┌──

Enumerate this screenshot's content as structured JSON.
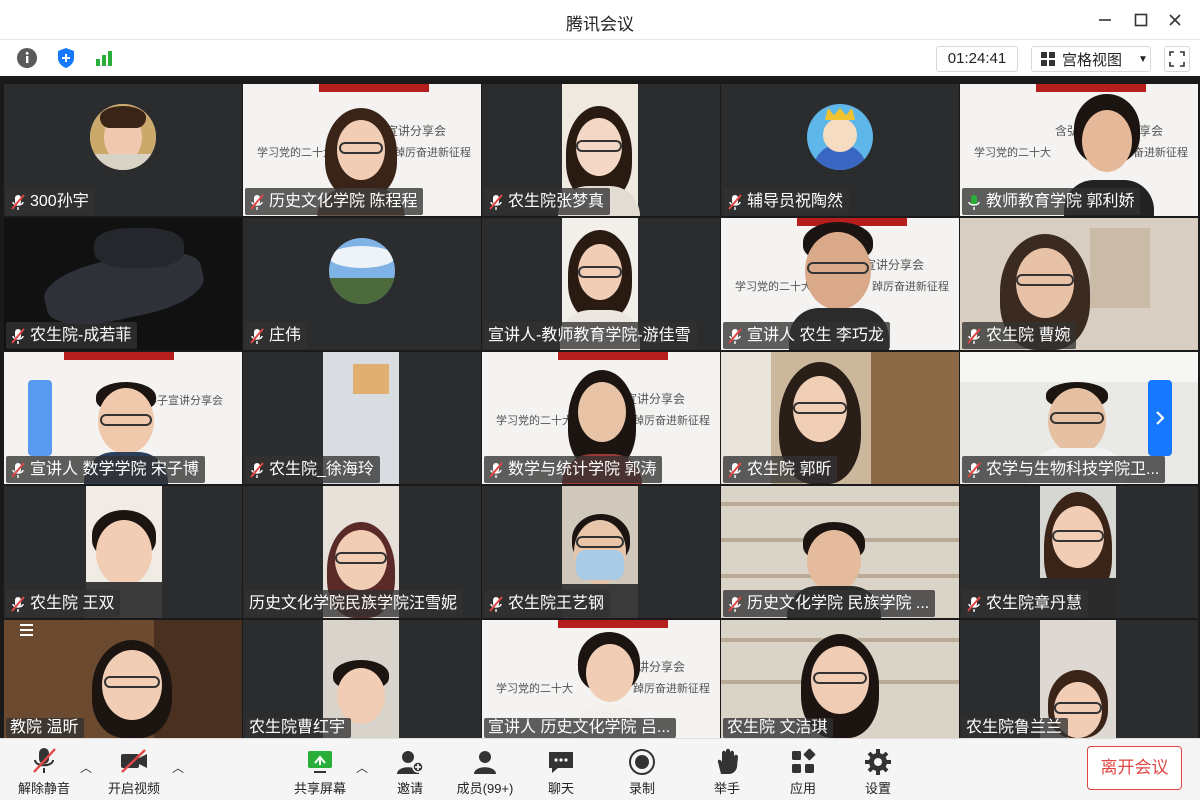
{
  "window": {
    "title": "腾讯会议"
  },
  "toolbar": {
    "timer": "01:24:41",
    "view_mode": "宫格视图"
  },
  "participants": [
    "300孙宇",
    "历史文化学院 陈程程",
    "农生院张梦真",
    "辅导员祝陶然",
    "教师教育学院 郭利娇",
    "农生院-成若菲",
    "庄伟",
    "宣讲人-教师教育学院-游佳雪",
    "宣讲人 农生 李巧龙",
    "农生院 曹婉",
    "宣讲人 数学学院 宋子博",
    "农生院_徐海玲",
    "数学与统计学院 郭涛",
    "农生院 郭昕",
    "农学与生物科技学院卫...",
    "农生院 王双",
    "历史文化学院民族学院汪雪妮",
    "农生院王艺钢",
    "历史文化学院 民族学院 ...",
    "农生院章丹慧",
    "教院 温昕",
    "农生院曹红宇",
    "宣讲人 历史文化学院 吕...",
    "农生院 文洁琪",
    "农生院鲁兰兰"
  ],
  "slide": {
    "title": "含弘学子宣讲分享会",
    "left_line": "学习党的二十大",
    "right_line": "踔厉奋进新征程"
  },
  "bottom": {
    "unmute": "解除静音",
    "start_video": "开启视频",
    "share_screen": "共享屏幕",
    "invite": "邀请",
    "members": "成员(99+)",
    "chat": "聊天",
    "record": "录制",
    "raise_hand": "举手",
    "apps": "应用",
    "settings": "设置",
    "leave": "离开会议"
  },
  "colors": {
    "leave_red": "#e04646",
    "slide_red": "#b61e1e",
    "accent_blue": "#1677ff"
  }
}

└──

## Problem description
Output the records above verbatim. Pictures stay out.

## Output for this task
Enumerate this screenshot's content as structured JSON.
{
  "window": {
    "title": "腾讯会议"
  },
  "toolbar": {
    "timer": "01:24:41",
    "view_mode": "宫格视图"
  },
  "participants": [
    "300孙宇",
    "历史文化学院 陈程程",
    "农生院张梦真",
    "辅导员祝陶然",
    "教师教育学院 郭利娇",
    "农生院-成若菲",
    "庄伟",
    "宣讲人-教师教育学院-游佳雪",
    "宣讲人 农生 李巧龙",
    "农生院 曹婉",
    "宣讲人 数学学院 宋子博",
    "农生院_徐海玲",
    "数学与统计学院 郭涛",
    "农生院 郭昕",
    "农学与生物科技学院卫...",
    "农生院 王双",
    "历史文化学院民族学院汪雪妮",
    "农生院王艺钢",
    "历史文化学院 民族学院 ...",
    "农生院章丹慧",
    "教院 温昕",
    "农生院曹红宇",
    "宣讲人 历史文化学院 吕...",
    "农生院 文洁琪",
    "农生院鲁兰兰"
  ],
  "slide": {
    "title": "含弘学子宣讲分享会",
    "left_line": "学习党的二十大",
    "right_line": "踔厉奋进新征程"
  },
  "bottom": {
    "unmute": "解除静音",
    "start_video": "开启视频",
    "share_screen": "共享屏幕",
    "invite": "邀请",
    "members": "成员(99+)",
    "chat": "聊天",
    "record": "录制",
    "raise_hand": "举手",
    "apps": "应用",
    "settings": "设置",
    "leave": "离开会议"
  },
  "colors": {
    "leave_red": "#e04646",
    "slide_red": "#b61e1e",
    "accent_blue": "#1677ff"
  }
}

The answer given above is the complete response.